Problem: Please retype the data below in full.
☆ ☆ ☆ ☆ ☆
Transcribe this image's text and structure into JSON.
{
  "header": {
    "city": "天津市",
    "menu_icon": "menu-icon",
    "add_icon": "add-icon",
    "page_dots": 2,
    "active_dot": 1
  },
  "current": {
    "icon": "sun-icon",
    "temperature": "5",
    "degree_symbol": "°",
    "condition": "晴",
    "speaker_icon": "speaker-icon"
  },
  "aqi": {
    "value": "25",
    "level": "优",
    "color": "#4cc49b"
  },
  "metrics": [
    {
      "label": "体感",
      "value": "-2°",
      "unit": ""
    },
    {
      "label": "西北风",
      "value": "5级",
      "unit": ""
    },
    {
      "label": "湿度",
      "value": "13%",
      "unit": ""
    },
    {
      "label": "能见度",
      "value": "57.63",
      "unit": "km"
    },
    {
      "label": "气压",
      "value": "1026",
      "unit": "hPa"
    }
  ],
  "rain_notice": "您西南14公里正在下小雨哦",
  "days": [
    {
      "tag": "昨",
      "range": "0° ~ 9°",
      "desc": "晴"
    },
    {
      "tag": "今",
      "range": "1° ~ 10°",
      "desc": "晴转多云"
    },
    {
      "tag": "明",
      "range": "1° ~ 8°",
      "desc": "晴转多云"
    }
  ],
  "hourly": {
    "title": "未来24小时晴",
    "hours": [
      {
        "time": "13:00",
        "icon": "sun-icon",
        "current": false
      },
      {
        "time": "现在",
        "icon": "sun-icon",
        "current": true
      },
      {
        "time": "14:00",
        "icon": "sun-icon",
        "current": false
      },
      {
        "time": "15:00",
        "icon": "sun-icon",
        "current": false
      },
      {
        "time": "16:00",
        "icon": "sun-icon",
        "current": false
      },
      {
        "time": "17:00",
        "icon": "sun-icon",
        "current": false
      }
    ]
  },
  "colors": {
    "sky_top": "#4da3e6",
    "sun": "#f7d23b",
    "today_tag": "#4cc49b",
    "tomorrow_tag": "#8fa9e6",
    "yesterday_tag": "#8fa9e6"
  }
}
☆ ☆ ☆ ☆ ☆
Response area:
Transcribe this image's text and structure into JSON.
{
  "header": {
    "city": "天津市",
    "menu_icon": "menu-icon",
    "add_icon": "add-icon",
    "page_dots": 2,
    "active_dot": 1
  },
  "current": {
    "icon": "sun-icon",
    "temperature": "5",
    "degree_symbol": "°",
    "condition": "晴",
    "speaker_icon": "speaker-icon"
  },
  "aqi": {
    "value": "25",
    "level": "优",
    "color": "#4cc49b"
  },
  "metrics": [
    {
      "label": "体感",
      "value": "-2°",
      "unit": ""
    },
    {
      "label": "西北风",
      "value": "5级",
      "unit": ""
    },
    {
      "label": "湿度",
      "value": "13%",
      "unit": ""
    },
    {
      "label": "能见度",
      "value": "57.63",
      "unit": "km"
    },
    {
      "label": "气压",
      "value": "1026",
      "unit": "hPa"
    }
  ],
  "rain_notice": "您西南14公里正在下小雨哦",
  "days": [
    {
      "tag": "昨",
      "range": "0° ~ 9°",
      "desc": "晴"
    },
    {
      "tag": "今",
      "range": "1° ~ 10°",
      "desc": "晴转多云"
    },
    {
      "tag": "明",
      "range": "1° ~ 8°",
      "desc": "晴转多云"
    }
  ],
  "hourly": {
    "title": "未来24小时晴",
    "hours": [
      {
        "time": "13:00",
        "icon": "sun-icon",
        "current": false
      },
      {
        "time": "现在",
        "icon": "sun-icon",
        "current": true
      },
      {
        "time": "14:00",
        "icon": "sun-icon",
        "current": false
      },
      {
        "time": "15:00",
        "icon": "sun-icon",
        "current": false
      },
      {
        "time": "16:00",
        "icon": "sun-icon",
        "current": false
      },
      {
        "time": "17:00",
        "icon": "sun-icon",
        "current": false
      }
    ]
  },
  "colors": {
    "sky_top": "#4da3e6",
    "sun": "#f7d23b",
    "today_tag": "#4cc49b",
    "tomorrow_tag": "#8fa9e6",
    "yesterday_tag": "#8fa9e6"
  }
}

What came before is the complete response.